Your answer must be every line of the data that contains "Khata".

____

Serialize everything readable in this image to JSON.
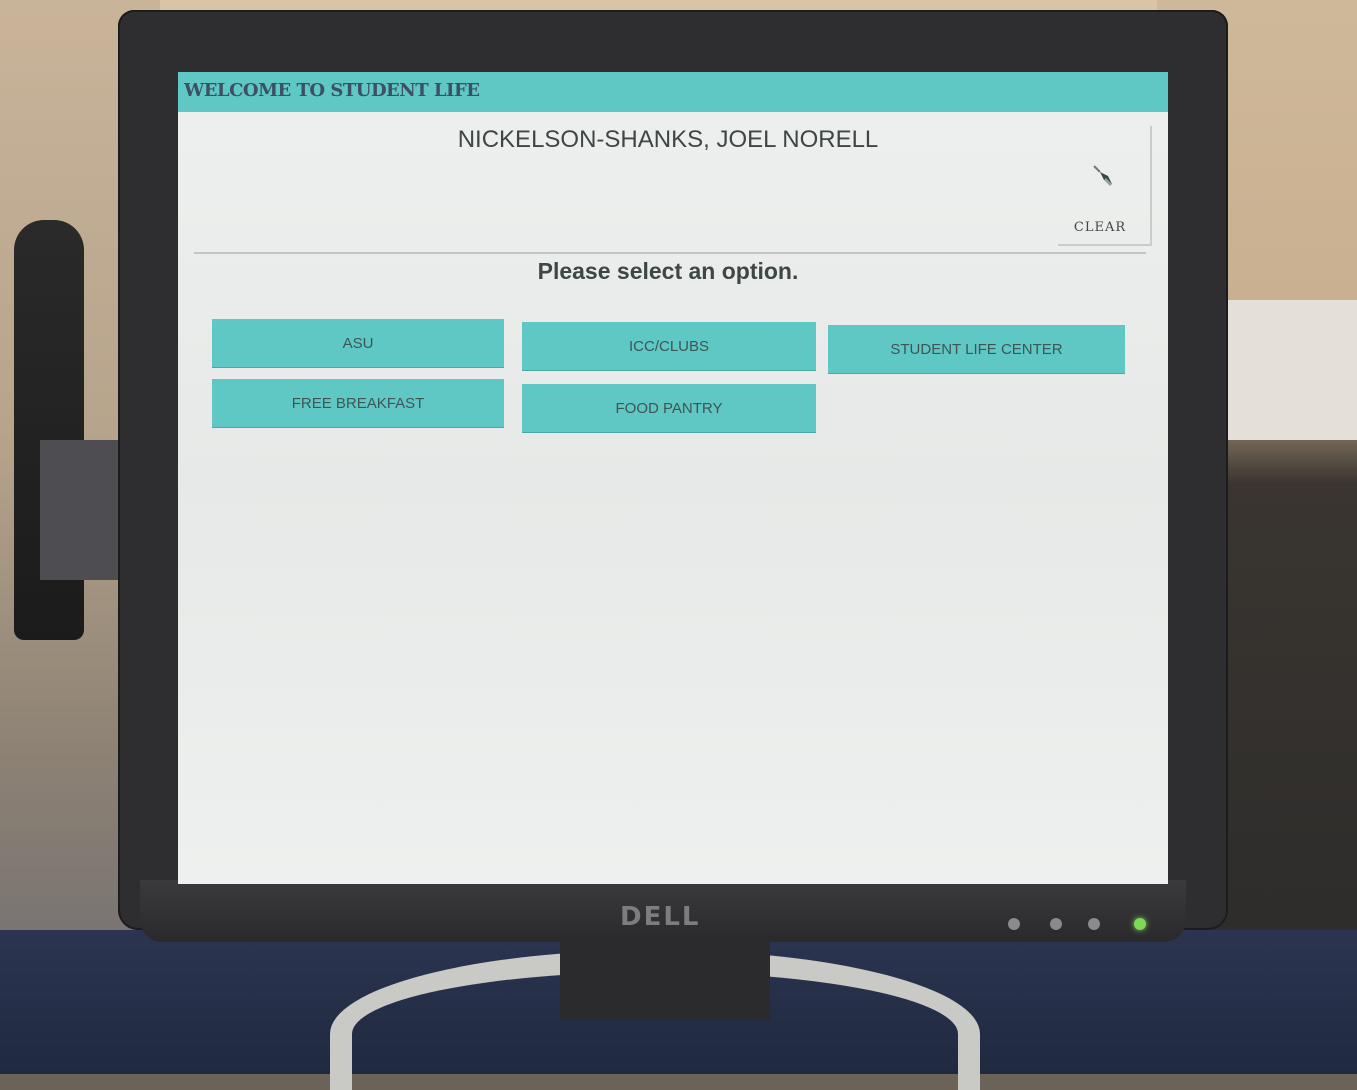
{
  "app": {
    "title": "WELCOME TO STUDENT LIFE",
    "accent_color": "#5fc7c4"
  },
  "header": {
    "student_name": "NICKELSON-SHANKS, JOEL NORELL",
    "clear_label": "CLEAR",
    "clear_icon": "eraser-icon"
  },
  "main": {
    "prompt": "Please select an option.",
    "options": [
      {
        "label": "ASU"
      },
      {
        "label": "ICC/CLUBS"
      },
      {
        "label": "STUDENT LIFE CENTER"
      },
      {
        "label": "FREE BREAKFAST"
      },
      {
        "label": "FOOD PANTRY"
      }
    ]
  }
}
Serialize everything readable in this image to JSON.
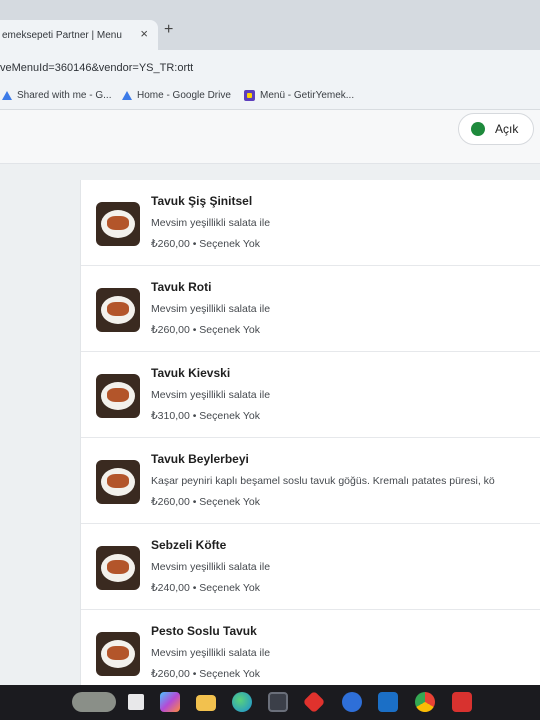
{
  "browser": {
    "tab_title": "emeksepeti Partner | Menu",
    "tab_close": "×",
    "new_tab": "+",
    "url": "veMenuId=360146&vendor=YS_TR:ortt",
    "bookmarks": [
      {
        "label": "Shared with me - G...",
        "icon": "drive-icon"
      },
      {
        "label": "Home - Google Drive",
        "icon": "drive-icon"
      },
      {
        "label": "Menü - GetirYemek...",
        "icon": "getir-icon"
      }
    ]
  },
  "header": {
    "status_label": "Açık",
    "status_color": "#1e8a3c"
  },
  "menu_items": [
    {
      "name": "Tavuk Şiş Şinitsel",
      "description": "Mevsim yeşillikli salata ile",
      "price": "₺260,00 • Seçenek Yok"
    },
    {
      "name": "Tavuk Roti",
      "description": "Mevsim yeşillikli salata ile",
      "price": "₺260,00 • Seçenek Yok"
    },
    {
      "name": "Tavuk Kievski",
      "description": "Mevsim yeşillikli salata ile",
      "price": "₺310,00 • Seçenek Yok"
    },
    {
      "name": "Tavuk Beylerbeyi",
      "description": "Kaşar peyniri kaplı beşamel soslu tavuk göğüs. Kremalı patates püresi, kö",
      "price": "₺260,00 • Seçenek Yok"
    },
    {
      "name": "Sebzeli Köfte",
      "description": "Mevsim yeşillikli salata ile",
      "price": "₺240,00 • Seçenek Yok"
    },
    {
      "name": "Pesto Soslu Tavuk",
      "description": "Mevsim yeşillikli salata ile",
      "price": "₺260,00 • Seçenek Yok"
    }
  ],
  "taskbar_icons": [
    "weather-icon",
    "task-view-icon",
    "copilot-icon",
    "file-explorer-icon",
    "edge-icon",
    "store-icon",
    "app-icon",
    "app-icon",
    "outlook-icon",
    "chrome-icon",
    "app-icon"
  ]
}
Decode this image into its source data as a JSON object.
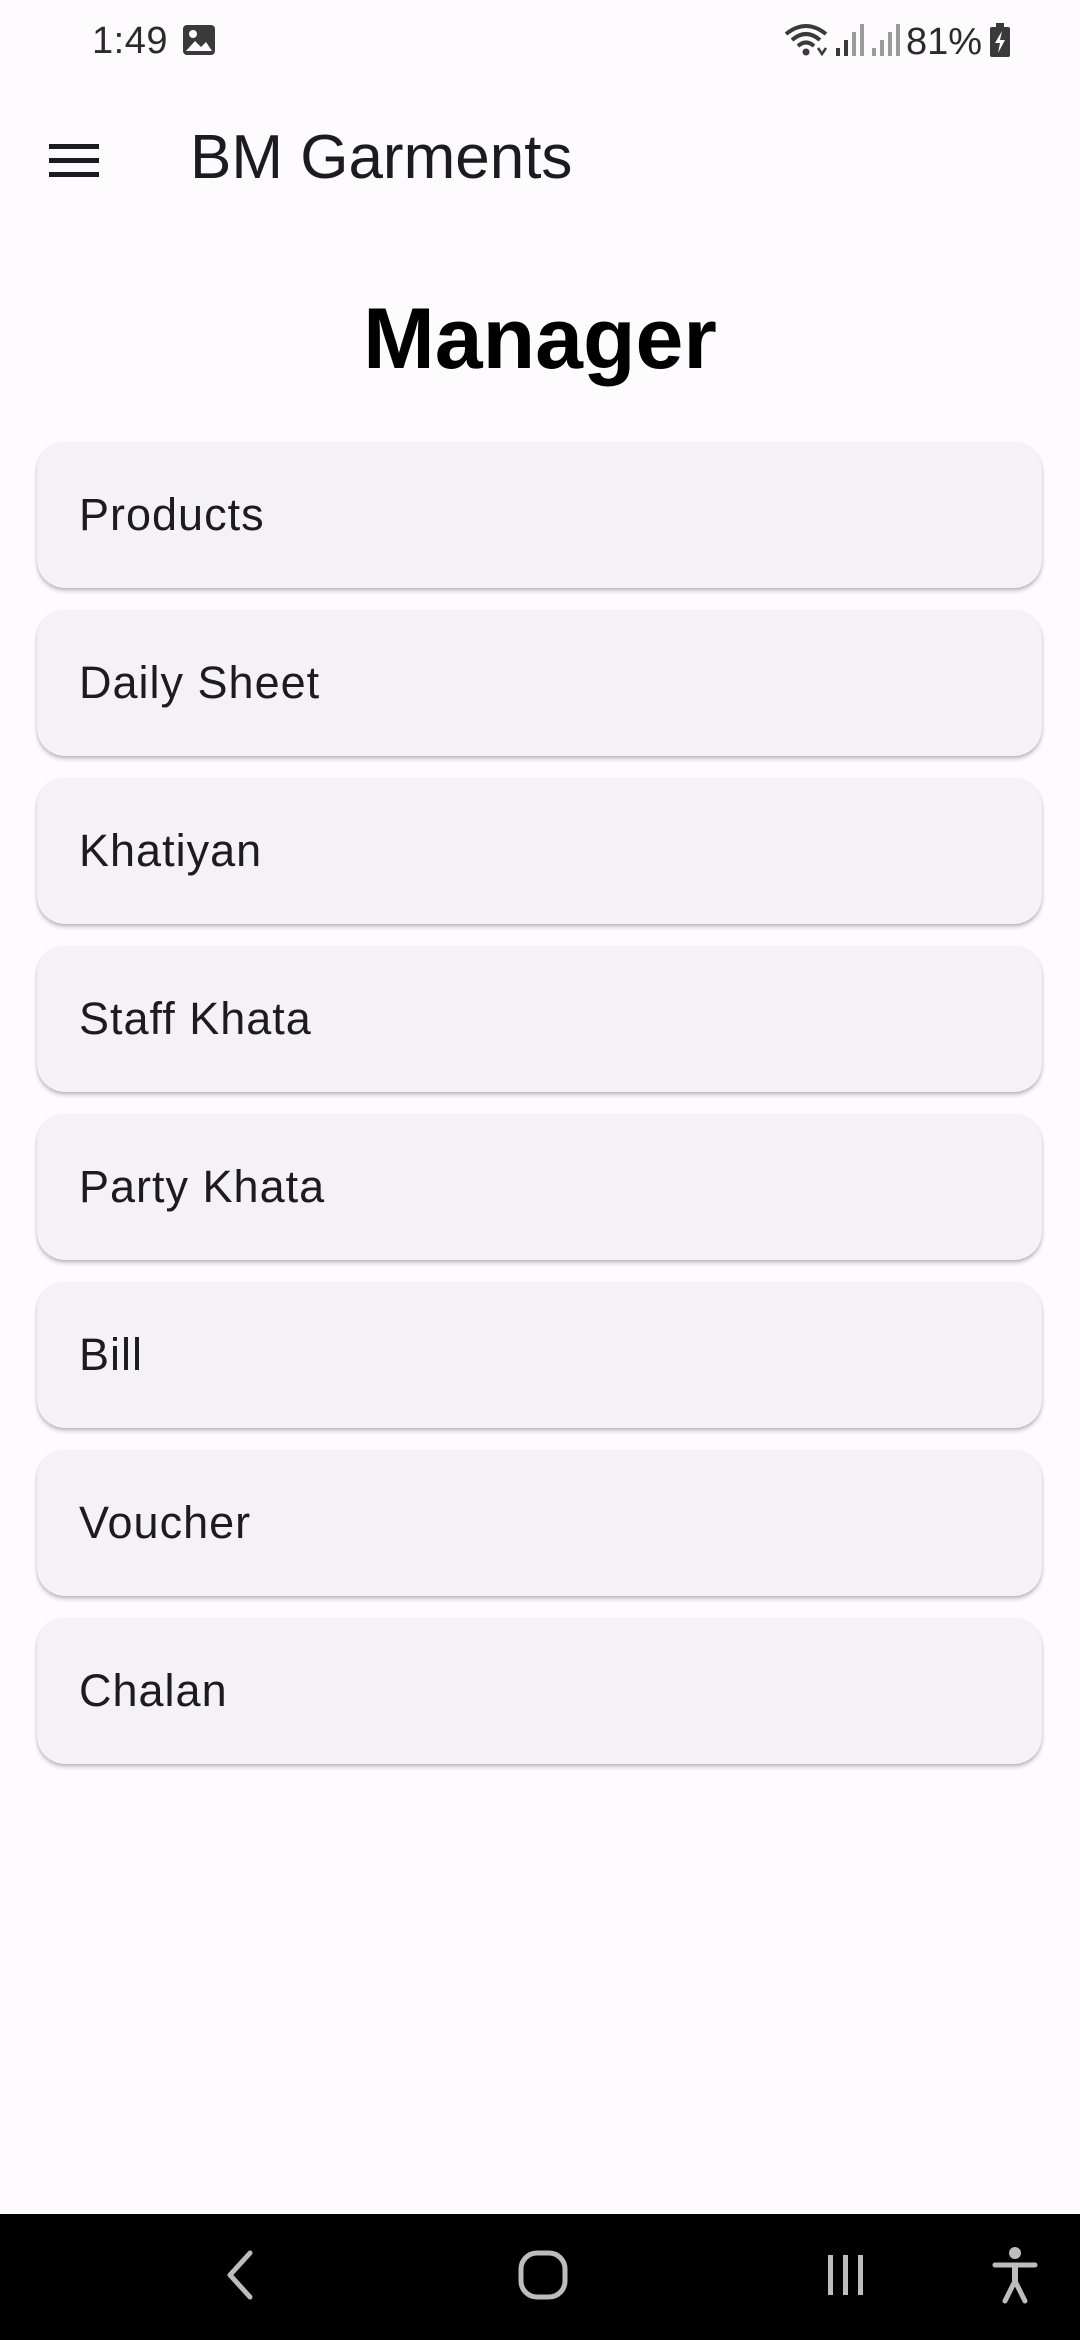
{
  "status_bar": {
    "time": "1:49",
    "battery_percent": "81%"
  },
  "app_bar": {
    "title": "BM Garments"
  },
  "page": {
    "heading": "Manager"
  },
  "menu_items": [
    {
      "label": "Products"
    },
    {
      "label": "Daily Sheet"
    },
    {
      "label": "Khatiyan"
    },
    {
      "label": "Staff Khata"
    },
    {
      "label": "Party Khata"
    },
    {
      "label": "Bill"
    },
    {
      "label": "Voucher"
    },
    {
      "label": "Chalan"
    }
  ],
  "icons": {
    "menu": "hamburger-menu-icon",
    "back": "back-chevron-icon",
    "home": "home-icon",
    "recents": "recents-icon",
    "accessibility": "accessibility-icon"
  },
  "colors": {
    "background": "#fefbff",
    "card": "#f4f1f7",
    "nav_bar": "#000000"
  }
}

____

Exercise response
      "label": "Staff Khata"
      "label": "Party Khata"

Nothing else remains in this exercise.